Ancient Jewish writers consistently cast Azazel in the role of an evil spirit being.
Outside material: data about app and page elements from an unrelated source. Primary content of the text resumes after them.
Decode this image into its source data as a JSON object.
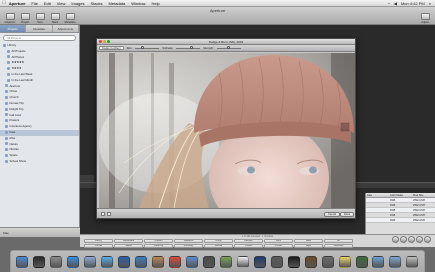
{
  "menubar": {
    "apple": "",
    "items": [
      "Aperture",
      "File",
      "Edit",
      "View",
      "Images",
      "Stacks",
      "Metadata",
      "Window",
      "Help"
    ],
    "clock": "Mon 4:42 PM"
  },
  "window": {
    "title": "Aperture"
  },
  "toolbar": {
    "buttons": [
      "Inspector",
      "Project",
      "New",
      "Stack",
      "Metadata",
      "Adjust"
    ]
  },
  "panel": {
    "tabs": [
      "Projects",
      "Metadata",
      "Adjustments"
    ],
    "search_placeholder": "All Projects",
    "tree": [
      "Library",
      "All Projects",
      "All Photos",
      "★★★★★",
      "★★★★",
      "In the Last Week",
      "In the Last Month",
      "Aperture",
      "China",
      "Church",
      "Dumas Trip",
      "Dwight Trip",
      "Fall Color",
      "Flowers",
      "Insurance Agency",
      "Kate",
      "Misc",
      "Nature",
      "Nicolas",
      "Sports",
      "School Shots"
    ],
    "selected_index": 15,
    "bottom_label": "Kate"
  },
  "dodge": {
    "title": "Dodge & Burn: IMG_0093",
    "toolbar": {
      "mode": "Dodge (Lighten)",
      "size_label": "Size:",
      "softness_label": "Softness:",
      "strength_label": "Strength:"
    },
    "cancel": "Cancel",
    "done": "Done"
  },
  "meta_table": {
    "headers": [
      "Date",
      "Color Model",
      "Pixel Size"
    ],
    "rows": [
      [
        "",
        "RGB",
        "2592x1728"
      ],
      [
        "",
        "RGB",
        "2592x1728"
      ],
      [
        "",
        "RGB",
        "2592x1728"
      ],
      [
        "",
        "RGB",
        "2592x1728"
      ],
      [
        "",
        "RGB",
        "2592x1728"
      ]
    ]
  },
  "keywords": {
    "info": "1 of 124 selected - 1 Versions",
    "row1": [
      "Family",
      "Landscape",
      "Outdoor",
      "Weekend",
      "Group",
      "Abstract",
      "Color",
      "B&W",
      "Art"
    ],
    "row2": [
      "Portrait",
      "Studio",
      "Close Up",
      "Full Body",
      "Candid",
      "Posed",
      "Profile",
      "Night",
      "Favorites"
    ]
  },
  "colors": {
    "accent": "#6f8bb0",
    "close": "#e0443e",
    "minimize": "#dea123",
    "zoom": "#1aab29"
  },
  "dock": {
    "icons": [
      "finder-icon",
      "dashboard-icon",
      "system-preferences-icon",
      "safari-icon",
      "mail-icon",
      "ichat-icon",
      "word-icon",
      "iphoto-icon",
      "address-book-icon",
      "ical-icon",
      "itunes-icon",
      "aperture-icon",
      "preview-icon",
      "textedit-icon",
      "photoshop-icon",
      "calculator-icon",
      "terminal-icon",
      "dictionary-icon",
      "chess-icon",
      "stickies-icon",
      "activity-monitor-icon",
      "downloads-icon",
      "documents-icon",
      "trash-icon"
    ],
    "icon_colors": [
      "#4b8ad8",
      "#2a2a2a",
      "#8c8c8c",
      "#3b8ee0",
      "#8aa9d6",
      "#58b0e8",
      "#2b5ea8",
      "#3d7fc2",
      "#b88a55",
      "#d94b3c",
      "#5d8fd0",
      "#4a4a4a",
      "#7aa25a",
      "#f0f0f0",
      "#1f3c73",
      "#5a5a5a",
      "#1a1a1a",
      "#6b4b2a",
      "#6b6b6b",
      "#e8d56a",
      "#3a6b3a",
      "#6aa0d8",
      "#7ea6d6",
      "#c0c0c0"
    ]
  }
}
The pseudepigraphical Book of Enoch, for instance, comments: "Azazel . . . hath taught all unrighteousness on earth" (9:6). "The whole earth has been corrupted through the works that were taught by Azazel: to him ascribe all sin" (10:8).
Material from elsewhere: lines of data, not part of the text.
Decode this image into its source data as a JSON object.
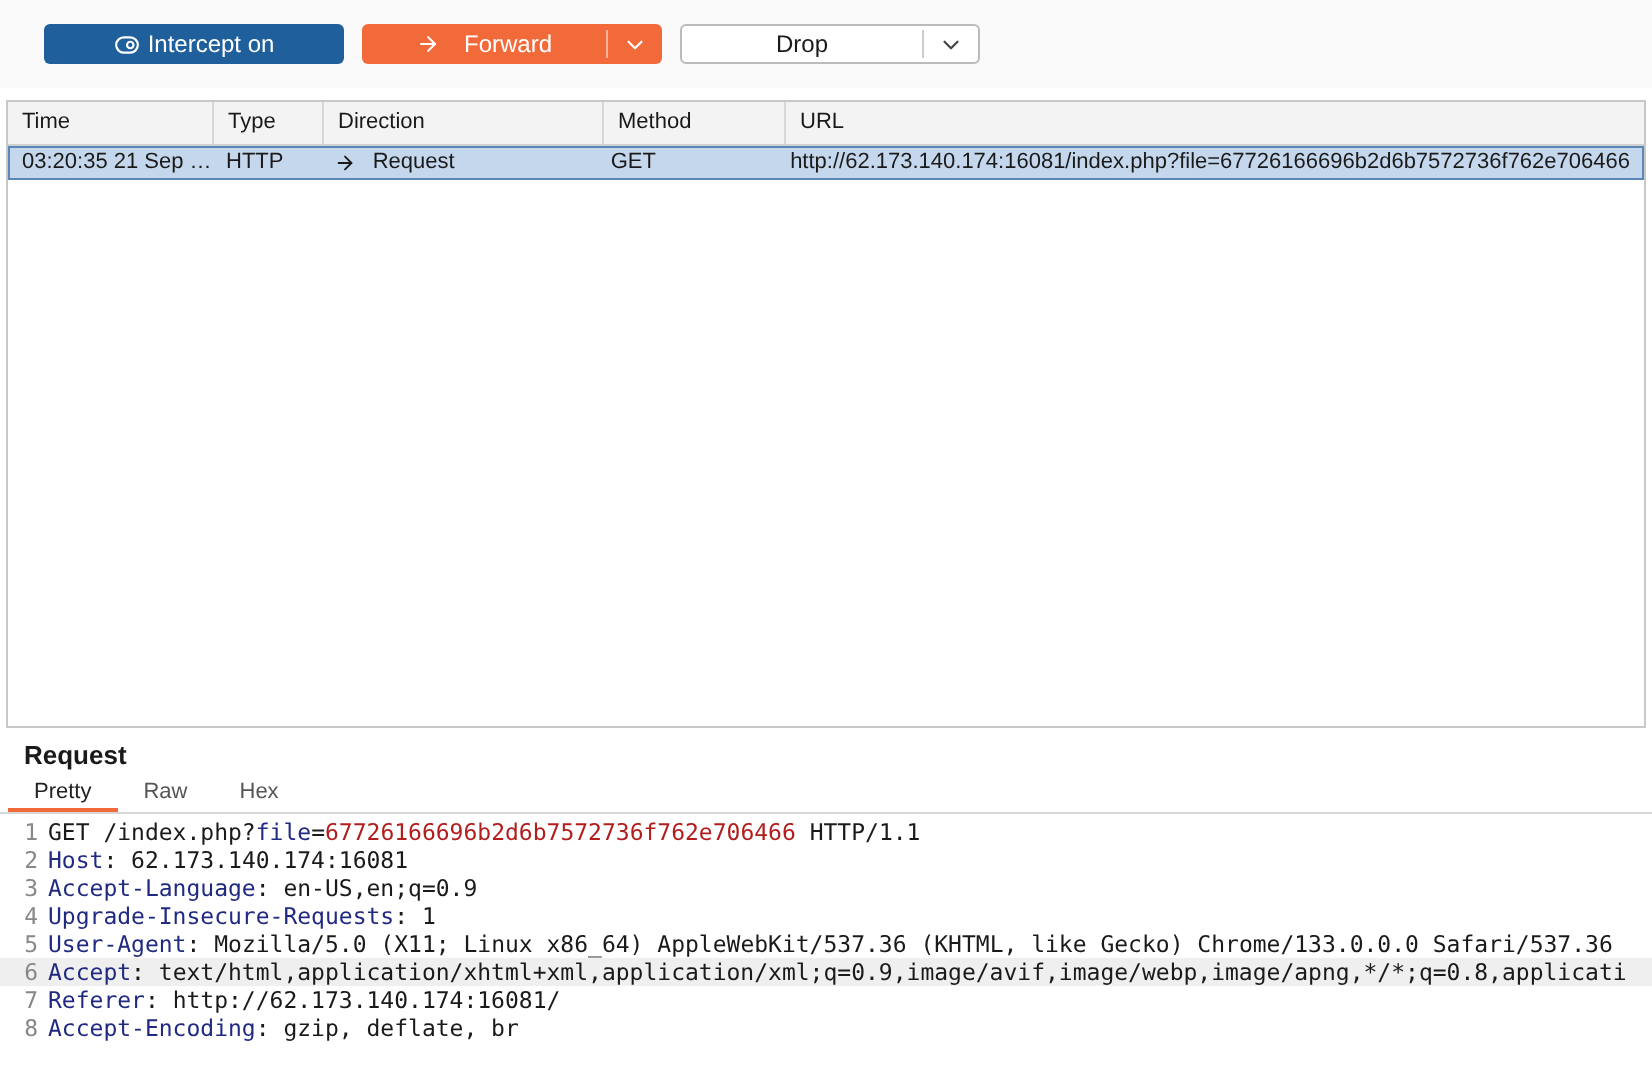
{
  "toolbar": {
    "intercept": {
      "label": "Intercept on",
      "on": true
    },
    "forward": {
      "label": "Forward"
    },
    "drop": {
      "label": "Drop"
    }
  },
  "table": {
    "columns": [
      "Time",
      "Type",
      "Direction",
      "Method",
      "URL"
    ],
    "rows": [
      {
        "selected": true,
        "cells": [
          "03:20:35 21 Sep …",
          "HTTP",
          "Request",
          "GET",
          "http://62.173.140.174:16081/index.php?file=67726166696b2d6b7572736f762e706466"
        ]
      }
    ]
  },
  "request": {
    "title": "Request",
    "tabs": [
      {
        "label": "Pretty",
        "selected": true
      },
      {
        "label": "Raw",
        "selected": false
      },
      {
        "label": "Hex",
        "selected": false
      }
    ],
    "lines": [
      {
        "number": "1",
        "current": false,
        "parts": [
          {
            "kind": "plain",
            "text": "GET /index.php?"
          },
          {
            "kind": "param_name",
            "text": "file"
          },
          {
            "kind": "plain",
            "text": "="
          },
          {
            "kind": "param_value",
            "text": "67726166696b2d6b7572736f762e706466"
          },
          {
            "kind": "plain",
            "text": " HTTP/1.1"
          }
        ]
      },
      {
        "number": "2",
        "current": false,
        "parts": [
          {
            "kind": "header_name",
            "text": "Host"
          },
          {
            "kind": "plain",
            "text": ": 62.173.140.174:16081"
          }
        ]
      },
      {
        "number": "3",
        "current": false,
        "parts": [
          {
            "kind": "header_name",
            "text": "Accept-Language"
          },
          {
            "kind": "plain",
            "text": ": en-US,en;q=0.9"
          }
        ]
      },
      {
        "number": "4",
        "current": false,
        "parts": [
          {
            "kind": "header_name",
            "text": "Upgrade-Insecure-Requests"
          },
          {
            "kind": "plain",
            "text": ": 1"
          }
        ]
      },
      {
        "number": "5",
        "current": false,
        "parts": [
          {
            "kind": "header_name",
            "text": "User-Agent"
          },
          {
            "kind": "plain",
            "text": ": Mozilla/5.0 (X11; Linux x86_64) AppleWebKit/537.36 (KHTML, like Gecko) Chrome/133.0.0.0 Safari/537.36"
          }
        ]
      },
      {
        "number": "6",
        "current": true,
        "parts": [
          {
            "kind": "header_name",
            "text": "Accept"
          },
          {
            "kind": "plain",
            "text": ": text/html,application/xhtml+xml,application/xml;q=0.9,image/avif,image/webp,image/apng,*/*;q=0.8,applicati"
          }
        ]
      },
      {
        "number": "7",
        "current": false,
        "parts": [
          {
            "kind": "header_name",
            "text": "Referer"
          },
          {
            "kind": "plain",
            "text": ": http://62.173.140.174:16081/"
          }
        ]
      },
      {
        "number": "8",
        "current": false,
        "parts": [
          {
            "kind": "header_name",
            "text": "Accept-Encoding"
          },
          {
            "kind": "plain",
            "text": ": gzip, deflate, br"
          }
        ]
      }
    ]
  }
}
The first discussion of the scapegoat appearing in an SDA publication was the reprint of O.R.L. Crosierâ€™s treatise on the sanctuary (Day-Star Extra 9:43, Feb. 7, 1846, reprinted in the Advent Review 1:62, 63, September 1850). Probably the first discussion by a Sabbathkeeping Adventist writer was an editorial by James White (Review and Herald 9:28, Nov. 27, 1856), giving essentially the same explanation, identifying the scapegoat as Satan.
In the Review and Herald for July 3, 1883 (60:424), Uriah Smith develops the subject at considerable length, listing reasons for considering Azazel as Satan: "The scape-goat having once been selected, it never after performed any office involving dignity or honour, or calling for any thing which would symbolise perfection of life or character. . . . The atonement is all made, sins are remitted, the records of the evil deeds of Godâ€™s people are blotted out, and they are forever freed from them, and these sins are all borne from the sanctuary, before ever Satan is called into requisition at all. God then simply uses him as the vehicle by which to make a final disposition of these sins in the lake of fire. Thus, so far as the work of atonement itself is concerned, the plan and work of mercy by which Godâ€™s people are forgiven their sins, Satan has no part to act."
Years later A. T. Jones emphasised the fact that Azazel must be considered a personal spirit being who stands in opposition to the Lord, and therefore is Satan. He bases this on the fact that lots are cast for two goats, one "for the Lord" and one "for Azazel," who must therefore be as real a personality as the Lord. Jones cites a number of contemporary sources for this view (ibid. 76:460, July 18, 1899).
Seventh-day Adventist belief (note Smithâ€™s statement above) that the scapegoat represents Satan does not in any way involve him in the atonement for sins. Christâ€™s atonement was full and complete for all, and He alone bore the sins of the righteous and atoned for them. Even theologians who omit Satan from the picture of the Day of Atonement, and thus restrict the symbolism of both goats to Christ, agree that the expiation was effected by the blood of the first goat and that the ceremony with the other goat appears as a mere addition made for special reasons, a kind of complement to the wiping away of sins that had already been effected by the means of the sacrifice.
In summary, Seventh-day Adventists believe that the scapegoat, or Azazel, is a type of Satan. As, anciently, the sins of repentant Israelites were placed on the head of the scapegoat before it was sent away into the wilderness, so "when the work of atonement in the heavenly sanctuary has been completed, then in the presence of God and heavenly angels, and the host of the redeemed, the sins of Godâ€™s people will be placed upon Satan; he will be declared guilty of all the evil which he has caused them to commit. And as the scapegoat was sent away into a land not inhabited, so Satan will be banished to the desolate earth, an uninhabited and dreary wilderness" (GC 658). See also Investigative Judgement; Sanctuary -- Seventh-day Adventist Bible Dictionary.